Long story short: I need the ISO Week. We need to be able to make sure that when we’re reporting, we’re pulling data for the full week (which happens to coincide with ISO Week at my employer).
The problem with using an existing function is that the existing functions just return the week and not the full year + week combination. I used the function from the Less Than Dot wiki as a starting point and added my own code to create the full YYYYWW string to give me an ISO Week. This isn’t actually in the ISO standard format for reporting the ISO week, but I also don’t care so long as I can use the ISOWeek for effective querying.
ALTER FUNCTION ISOweek (@DATE DATETIME) RETURNS VARCHAR(6) AS BEGIN DECLARE @ISOweek INT, @year INT, @rVal VARCHAR(6) ; SET @ISOweek = DATEPART(wk, @DATE) + 1 - DATEPART(wk, CAST(DATEPART(yyyy, @DATE) AS CHAR(4)) + '0104') ; SET @year = DATEPART(yyyy, @DATE) ; SET @rVal = CAST(@year AS VARCHAR(4)) + RIGHT('00' + CAST(@ISOWeek AS VARCHAR(2)), 2) --Special cases: Jan 1-3 may belong to the previous year IF (@ISOweek = 0) BEGIN SET @rVal = dbo.ISOweek(CAST(DATEPART(yyyy, @DATE) - 1 AS CHAR(4)) + '12' + CAST(24 + DATEPART(DAY, @DATE) AS CHAR(2))) + 1 ; END --Special case: Dec 29-31 may belong to the next year IF ( (DATEPART(mm, @DATE) = 12) AND ((DATEPART(dd, @DATE) - DATEPART(dw, @DATE)) >= 28) ) BEGIN SET @ISOweek = 1 ; SET @year = DATEPART(yyyy, @DATE) + 1 ; SET @rVal = CAST(DATEPART(yyyy, @DATE) + 1 AS VARCHAR(4)) + '01' END RETURN @rVal ; END GO
This lets me do some snazzy reporting hackery like this:
SELECT MIN(c2.[Date]) AS StartDate, MAX(c2.[Date]) AS EndDate FROM dbo.Calendar AS c INNER JOIN dbo.Calendar AS c2 ON c.ISOWeek = c2.ISOWeek WHERE c.[Date] = '20091229' ; /* StartDate EndDate ----------------------- ----------------------- 2009-12-27 00:00:00.000 2010-01-02 00:00:00.000 */

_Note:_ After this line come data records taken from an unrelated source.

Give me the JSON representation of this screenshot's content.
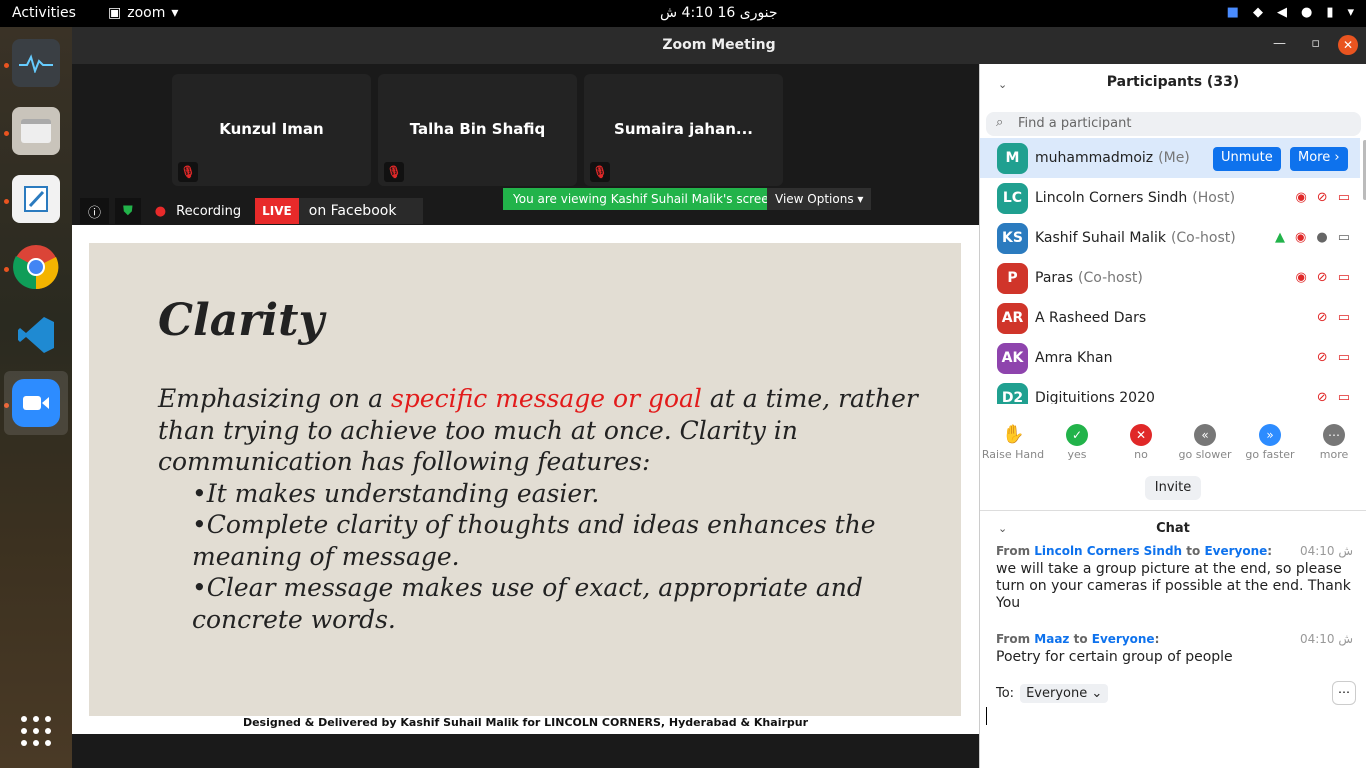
{
  "topbar": {
    "activities": "Activities",
    "app": "zoom",
    "clock": "جنوری 16  4:10 ش"
  },
  "window": {
    "title": "Zoom Meeting"
  },
  "tiles": [
    {
      "name": "Kunzul Iman"
    },
    {
      "name": "Talha Bin Shafiq"
    },
    {
      "name": "Sumaira jahan..."
    }
  ],
  "banner": "You are viewing Kashif Suhail Malik's screen",
  "view_options": "View Options",
  "status": {
    "recording": "Recording",
    "live": "LIVE",
    "facebook": "on Facebook"
  },
  "slide": {
    "title": "Clarity",
    "l1a": "Emphasizing on a ",
    "l1b": "specific message or goal",
    "l1c": " at a time, rather than trying to achieve too much at once. Clarity in communication has following features:",
    "b1": "•It makes understanding easier.",
    "b2": "•Complete clarity of thoughts and ideas enhances the meaning of message.",
    "b3": "•Clear message makes use of exact, appropriate and concrete words.",
    "footer": "Designed & Delivered by Kashif Suhail Malik for LINCOLN CORNERS, Hyderabad & Khairpur"
  },
  "participants": {
    "header": "Participants (33)",
    "search_placeholder": "Find a participant",
    "unmute": "Unmute",
    "more": "More ›",
    "list": [
      {
        "initials": "M",
        "name": "muhammadmoiz",
        "role": "(Me)",
        "color": "#20a090"
      },
      {
        "initials": "LC",
        "name": "Lincoln Corners Sindh",
        "role": "(Host)",
        "color": "#20a090"
      },
      {
        "initials": "KS",
        "name": "Kashif Suhail Malik",
        "role": "(Co-host)",
        "color": "#2b7bbf"
      },
      {
        "initials": "P",
        "name": "Paras",
        "role": "(Co-host)",
        "color": "#d0352a"
      },
      {
        "initials": "AR",
        "name": "A Rasheed Dars",
        "role": "",
        "color": "#d0352a"
      },
      {
        "initials": "AK",
        "name": "Amra Khan",
        "role": "",
        "color": "#8e44ad"
      },
      {
        "initials": "D2",
        "name": "Digituitions 2020",
        "role": "",
        "color": "#20a090"
      }
    ]
  },
  "reactions": [
    {
      "label": "Raise Hand",
      "icon": "✋"
    },
    {
      "label": "yes",
      "icon": "✓"
    },
    {
      "label": "no",
      "icon": "✕"
    },
    {
      "label": "go slower",
      "icon": "«"
    },
    {
      "label": "go faster",
      "icon": "»"
    },
    {
      "label": "more",
      "icon": "⋯"
    }
  ],
  "invite": "Invite",
  "chat": {
    "header": "Chat",
    "to_label": "To:",
    "to_value": "Everyone",
    "messages": [
      {
        "prefix": "From ",
        "from": "Lincoln Corners Sindh",
        "mid": " to ",
        "to": "Everyone",
        "suffix": ":",
        "time": "04:10 ش",
        "text": "we will take a group picture at the end, so please turn on your cameras if possible at the end. Thank You"
      },
      {
        "prefix": "From ",
        "from": "Maaz",
        "mid": " to ",
        "to": "Everyone",
        "suffix": ":",
        "time": "04:10 ش",
        "text": "Poetry for certain group of people"
      }
    ]
  }
}
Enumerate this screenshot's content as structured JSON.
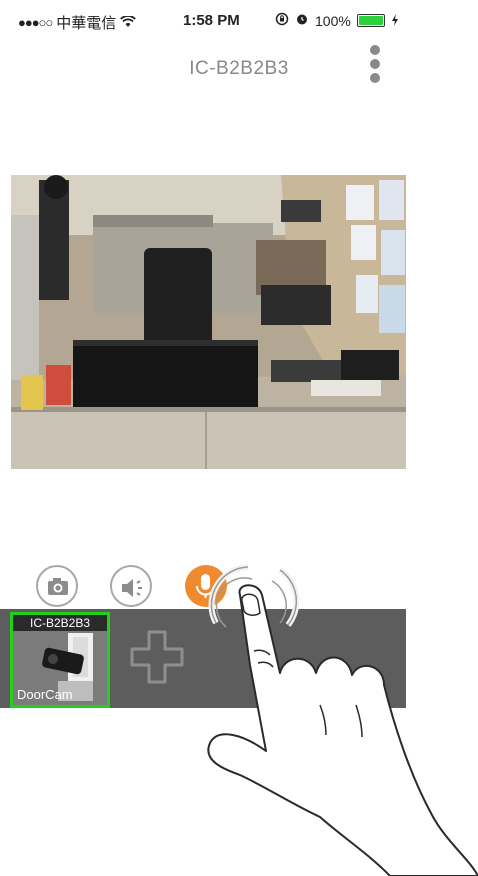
{
  "status_bar": {
    "signal": "●●●○○",
    "carrier": "中華電信",
    "time": "1:58 PM",
    "battery_percent": "100%"
  },
  "header": {
    "title": "IC-B2B2B3"
  },
  "controls": {
    "snapshot_icon": "camera-icon",
    "speaker_icon": "speaker-icon",
    "mic_icon": "microphone-icon",
    "mic_active_color": "#ef8a2e"
  },
  "camera_list": {
    "items": [
      {
        "name": "IC-B2B2B3",
        "label": "DoorCam",
        "selected": true
      }
    ],
    "add_icon": "plus-icon",
    "selected_border_color": "#1fd11a"
  },
  "overlay": {
    "gesture": "tap-hand-icon"
  }
}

Which is then used to feed report parameters.